Data:
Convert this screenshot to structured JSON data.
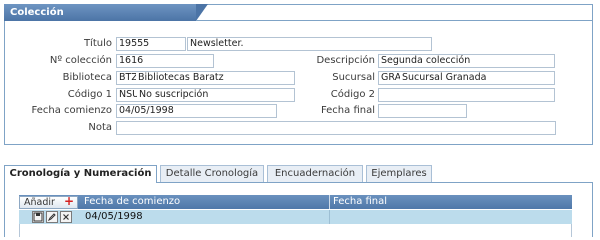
{
  "panel": {
    "title": "Colección"
  },
  "form": {
    "titulo_label": "Título",
    "titulo_code": "19555",
    "titulo_value": "Newsletter.",
    "numero_label": "Nº colección",
    "numero_value": "1616",
    "descripcion_label": "Descripción",
    "descripcion_value": "Segunda colección",
    "biblioteca_label": "Biblioteca",
    "biblioteca_code": "BTZ",
    "biblioteca_value": "Bibliotecas Baratz",
    "sucursal_label": "Sucursal",
    "sucursal_code": "GRA",
    "sucursal_value": "Sucursal Granada",
    "codigo1_label": "Código 1",
    "codigo1_code": "NSU",
    "codigo1_value": "No suscripción",
    "codigo2_label": "Código 2",
    "codigo2_value": "",
    "fecha_comienzo_label": "Fecha comienzo",
    "fecha_comienzo_value": "04/05/1998",
    "fecha_final_label": "Fecha final",
    "fecha_final_value": "",
    "nota_label": "Nota",
    "nota_value": ""
  },
  "tabs": [
    {
      "label": "Cronología y Numeración",
      "active": true
    },
    {
      "label": "Detalle Cronología",
      "active": false
    },
    {
      "label": "Encuadernación",
      "active": false
    },
    {
      "label": "Ejemplares",
      "active": false
    }
  ],
  "grid": {
    "add_label": "Añadir",
    "add_icon": "plus-icon",
    "columns": [
      "Fecha de comienzo",
      "Fecha final"
    ],
    "rows": [
      {
        "fecha_comienzo": "04/05/1998",
        "fecha_final": ""
      }
    ],
    "row_icons": [
      "save-icon",
      "edit-icon",
      "delete-icon"
    ]
  },
  "colors": {
    "header_blue": "#4c74a6",
    "border_blue": "#7fa3c6",
    "row_highlight": "#bcdcec",
    "add_plus": "#d42020"
  }
}
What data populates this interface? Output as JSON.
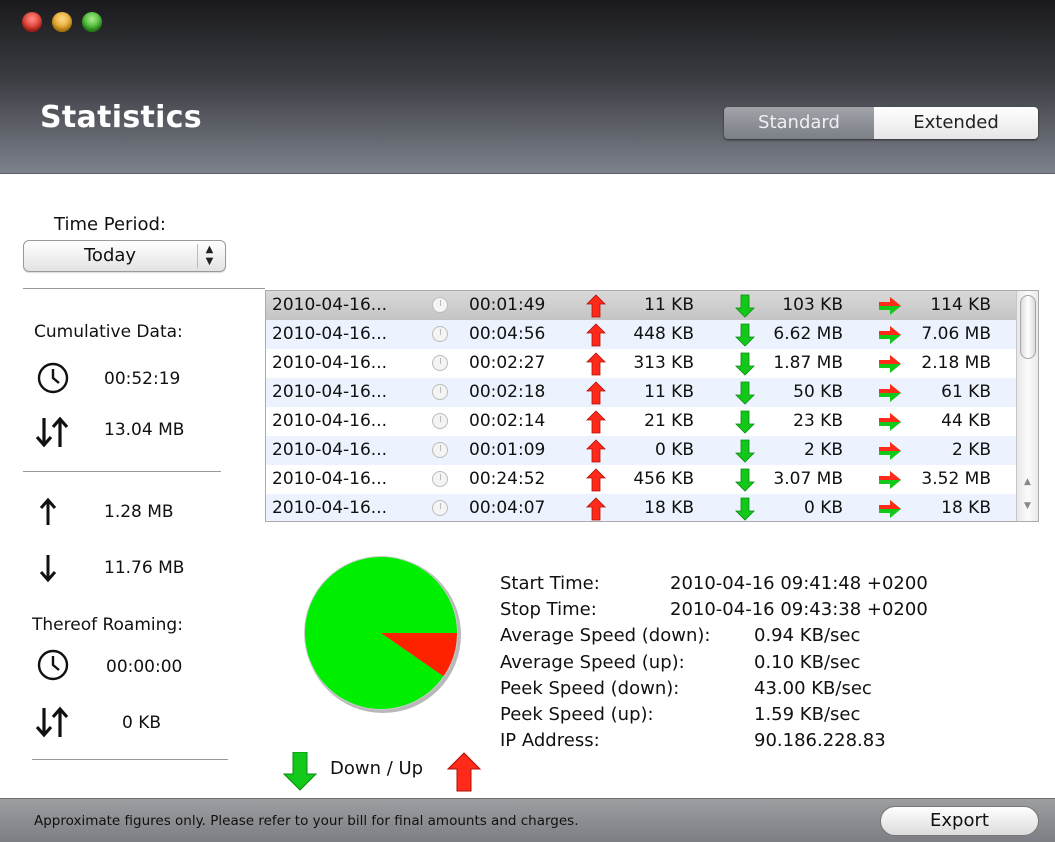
{
  "window": {
    "title": "Statistics",
    "view_modes": {
      "standard": "Standard",
      "extended": "Extended",
      "selected": "Standard"
    }
  },
  "time_period": {
    "label": "Time Period:",
    "value": "Today"
  },
  "cumulative": {
    "label": "Cumulative Data:",
    "duration": "00:52:19",
    "total": "13.04 MB",
    "upload": "1.28 MB",
    "download": "11.76 MB"
  },
  "roaming": {
    "label": "Thereof Roaming:",
    "duration": "00:00:00",
    "total": "0 KB"
  },
  "sessions": [
    {
      "date": "2010-04-16...",
      "duration": "00:01:49",
      "up": "11 KB",
      "down": "103 KB",
      "total": "114 KB"
    },
    {
      "date": "2010-04-16...",
      "duration": "00:04:56",
      "up": "448 KB",
      "down": "6.62 MB",
      "total": "7.06 MB"
    },
    {
      "date": "2010-04-16...",
      "duration": "00:02:27",
      "up": "313 KB",
      "down": "1.87 MB",
      "total": "2.18 MB"
    },
    {
      "date": "2010-04-16...",
      "duration": "00:02:18",
      "up": "11 KB",
      "down": "50 KB",
      "total": "61 KB"
    },
    {
      "date": "2010-04-16...",
      "duration": "00:02:14",
      "up": "21 KB",
      "down": "23 KB",
      "total": "44 KB"
    },
    {
      "date": "2010-04-16...",
      "duration": "00:01:09",
      "up": "0 KB",
      "down": "2 KB",
      "total": "2 KB"
    },
    {
      "date": "2010-04-16...",
      "duration": "00:24:52",
      "up": "456 KB",
      "down": "3.07 MB",
      "total": "3.52 MB"
    },
    {
      "date": "2010-04-16...",
      "duration": "00:04:07",
      "up": "18 KB",
      "down": "0 KB",
      "total": "18 KB"
    }
  ],
  "selected_row": 0,
  "chart_data": {
    "type": "pie",
    "labels": [
      "Down",
      "Up"
    ],
    "values": [
      103,
      11
    ],
    "colors": [
      "#00ee00",
      "#ff2200"
    ]
  },
  "legend": {
    "text": "Down / Up"
  },
  "details": {
    "start_time": {
      "label": "Start Time:",
      "value": "2010-04-16 09:41:48 +0200"
    },
    "stop_time": {
      "label": "Stop Time:",
      "value": "2010-04-16 09:43:38 +0200"
    },
    "avg_down": {
      "label": "Average Speed (down):",
      "value": "0.94 KB/sec"
    },
    "avg_up": {
      "label": "Average Speed (up):",
      "value": "0.10 KB/sec"
    },
    "peek_down": {
      "label": "Peek Speed (down):",
      "value": "43.00 KB/sec"
    },
    "peek_up": {
      "label": "Peek Speed (up):",
      "value": "1.59 KB/sec"
    },
    "ip": {
      "label": "IP Address:",
      "value": "90.186.228.83"
    }
  },
  "footer": {
    "note": "Approximate figures only. Please refer to your bill for final amounts and charges.",
    "export_label": "Export"
  },
  "icons": {
    "upload": "red-up-arrow-icon",
    "download": "green-down-arrow-icon",
    "total": "red-green-right-arrow-icon",
    "clock": "clock-icon",
    "updown": "up-down-arrows-icon"
  }
}
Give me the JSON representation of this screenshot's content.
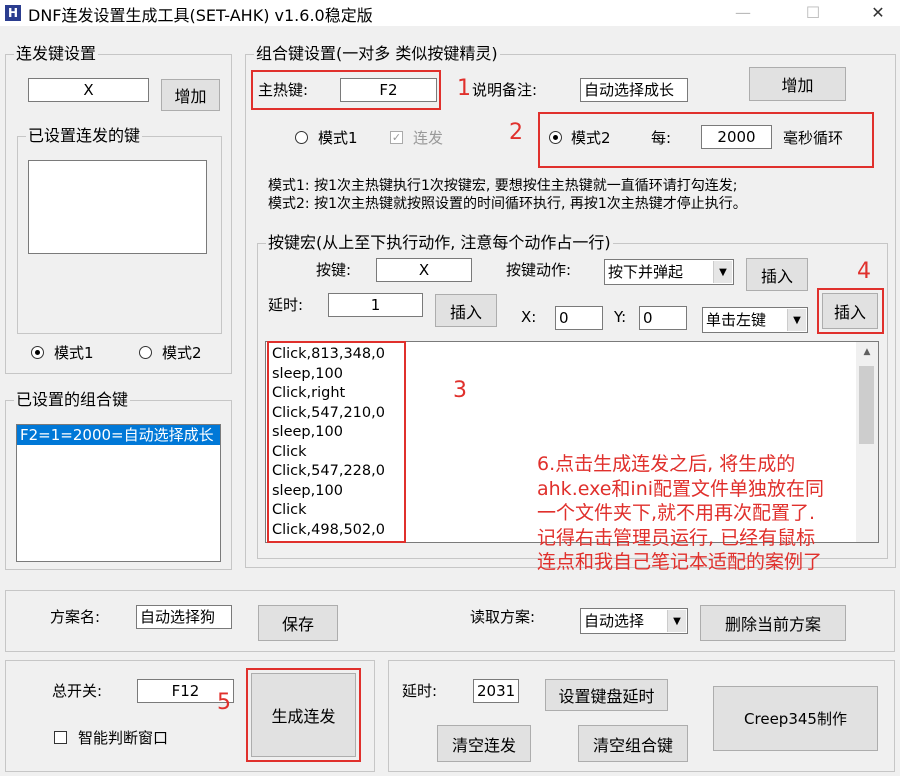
{
  "window": {
    "title": "DNF连发设置生成工具(SET-AHK) v1.6.0稳定版",
    "app_icon": "H",
    "controls": {
      "minimize": "—",
      "maximize": "☐",
      "close": "✕"
    }
  },
  "burst_group": {
    "title": "连发键设置",
    "key_value": "X",
    "add_label": "增加",
    "set_keys_title": "已设置连发的键",
    "mode1": "模式1",
    "mode2": "模式2"
  },
  "combo_list_group": {
    "title": "已设置的组合键",
    "items": [
      "F2=1=2000=自动选择成长"
    ]
  },
  "combo_group": {
    "title": "组合键设置(一对多 类似按键精灵)",
    "hotkey_label": "主热键:",
    "hotkey_value": "F2",
    "note_label": "说明备注:",
    "note_value": "自动选择成长",
    "add_label": "增加",
    "mode1": "模式1",
    "burst_check": "连发",
    "mode2": "模式2",
    "every_label": "每:",
    "interval_value": "2000",
    "ms_label": "毫秒循环",
    "desc1": "模式1: 按1次主热键执行1次按键宏, 要想按住主热键就一直循环请打勾连发;",
    "desc2": "模式2: 按1次主热键就按照设置的时间循环执行, 再按1次主热键才停止执行。"
  },
  "macro_group": {
    "title": "按键宏(从上至下执行动作, 注意每个动作占一行)",
    "key_label": "按键:",
    "key_value": "X",
    "action_label": "按键动作:",
    "action_value": "按下并弹起",
    "insert_label": "插入",
    "delay_label": "延时:",
    "delay_value": "1",
    "x_label": "X:",
    "x_value": "0",
    "y_label": "Y:",
    "y_value": "0",
    "mouse_value": "单击左键",
    "lines": [
      "Click,813,348,0",
      "sleep,100",
      "Click,right",
      "Click,547,210,0",
      "sleep,100",
      "Click",
      "Click,547,228,0",
      "sleep,100",
      "Click",
      "Click,498,502,0"
    ]
  },
  "annotations": {
    "n1": "1",
    "n2": "2",
    "n3": "3",
    "n4": "4",
    "n5": "5",
    "note6": [
      "6.点击生成连发之后, 将生成的",
      "ahk.exe和ini配置文件单独放在同",
      "一个文件夹下,就不用再次配置了.",
      "记得右击管理员运行, 已经有鼠标",
      "连点和我自己笔记本适配的案例了"
    ],
    "color": "#e0302c"
  },
  "scheme": {
    "name_label": "方案名:",
    "name_value": "自动选择狗",
    "save_label": "保存",
    "load_label": "读取方案:",
    "load_value": "自动选择",
    "delete_label": "删除当前方案"
  },
  "master": {
    "switch_label": "总开关:",
    "switch_value": "F12",
    "generate_label": "生成连发",
    "smart_label": "智能判断窗口"
  },
  "misc": {
    "delay_label": "延时:",
    "delay_value": "2031",
    "set_delay_label": "设置键盘延时",
    "clear_burst_label": "清空连发",
    "clear_combo_label": "清空组合键",
    "credit_label": "Creep345制作"
  }
}
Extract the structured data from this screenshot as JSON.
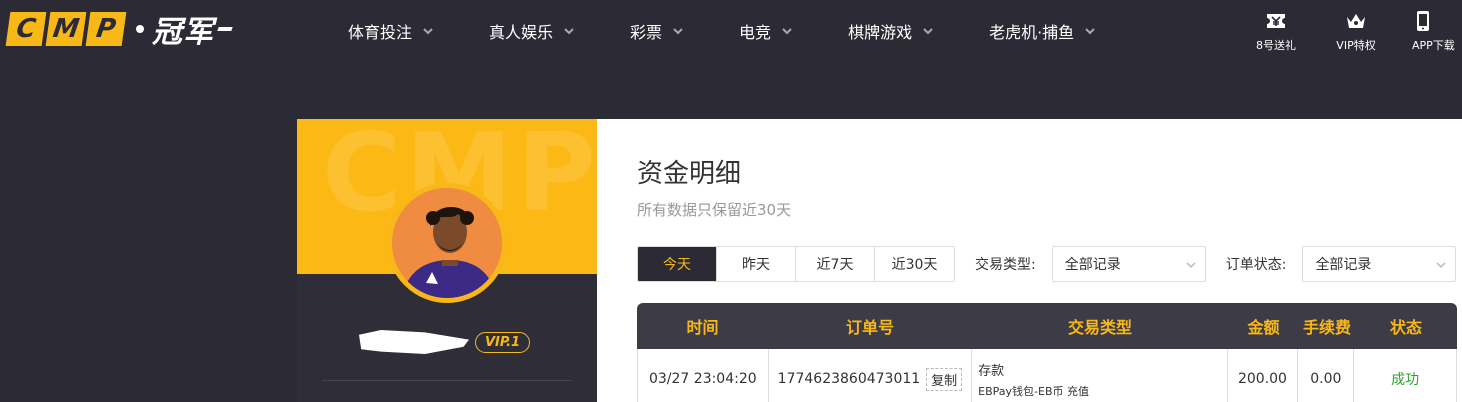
{
  "header": {
    "logo_letters": [
      "C",
      "M",
      "P"
    ],
    "logo_cn": "冠军",
    "nav": [
      {
        "label": "体育投注"
      },
      {
        "label": "真人娱乐"
      },
      {
        "label": "彩票"
      },
      {
        "label": "电竞"
      },
      {
        "label": "棋牌游戏"
      },
      {
        "label": "老虎机·捕鱼"
      }
    ],
    "right": [
      {
        "label": "8号送礼",
        "icon": "gift-ticket-icon"
      },
      {
        "label": "VIP特权",
        "icon": "crown-icon"
      },
      {
        "label": "APP下载",
        "icon": "phone-icon"
      }
    ]
  },
  "sidebar": {
    "bg_text": "CMP",
    "vip_label": "VIP.1"
  },
  "main": {
    "title": "资金明细",
    "subtitle": "所有数据只保留近30天",
    "date_tabs": [
      "今天",
      "昨天",
      "近7天",
      "近30天"
    ],
    "active_tab": 0,
    "type_label": "交易类型:",
    "type_value": "全部记录",
    "status_label": "订单状态:",
    "status_value": "全部记录"
  },
  "table": {
    "columns": [
      "时间",
      "订单号",
      "交易类型",
      "金额",
      "手续费",
      "状态"
    ],
    "rows": [
      {
        "time": "03/27 23:04:20",
        "order_no": "1774623860473011",
        "copy_label": "复制",
        "type": "存款",
        "type_detail": "EBPay钱包-EB币 充值",
        "amount": "200.00",
        "fee": "0.00",
        "status": "成功"
      }
    ]
  },
  "colors": {
    "accent": "#f8b817",
    "dark": "#2c2b35",
    "success": "#2ca52c"
  }
}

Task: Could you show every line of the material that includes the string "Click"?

Task response:
      "Click,813,348,0",
      "Click,right",
      "Click,547,210,0",
      "Click",
      "Click,547,228,0",
      "Click",
      "Click,498,502,0"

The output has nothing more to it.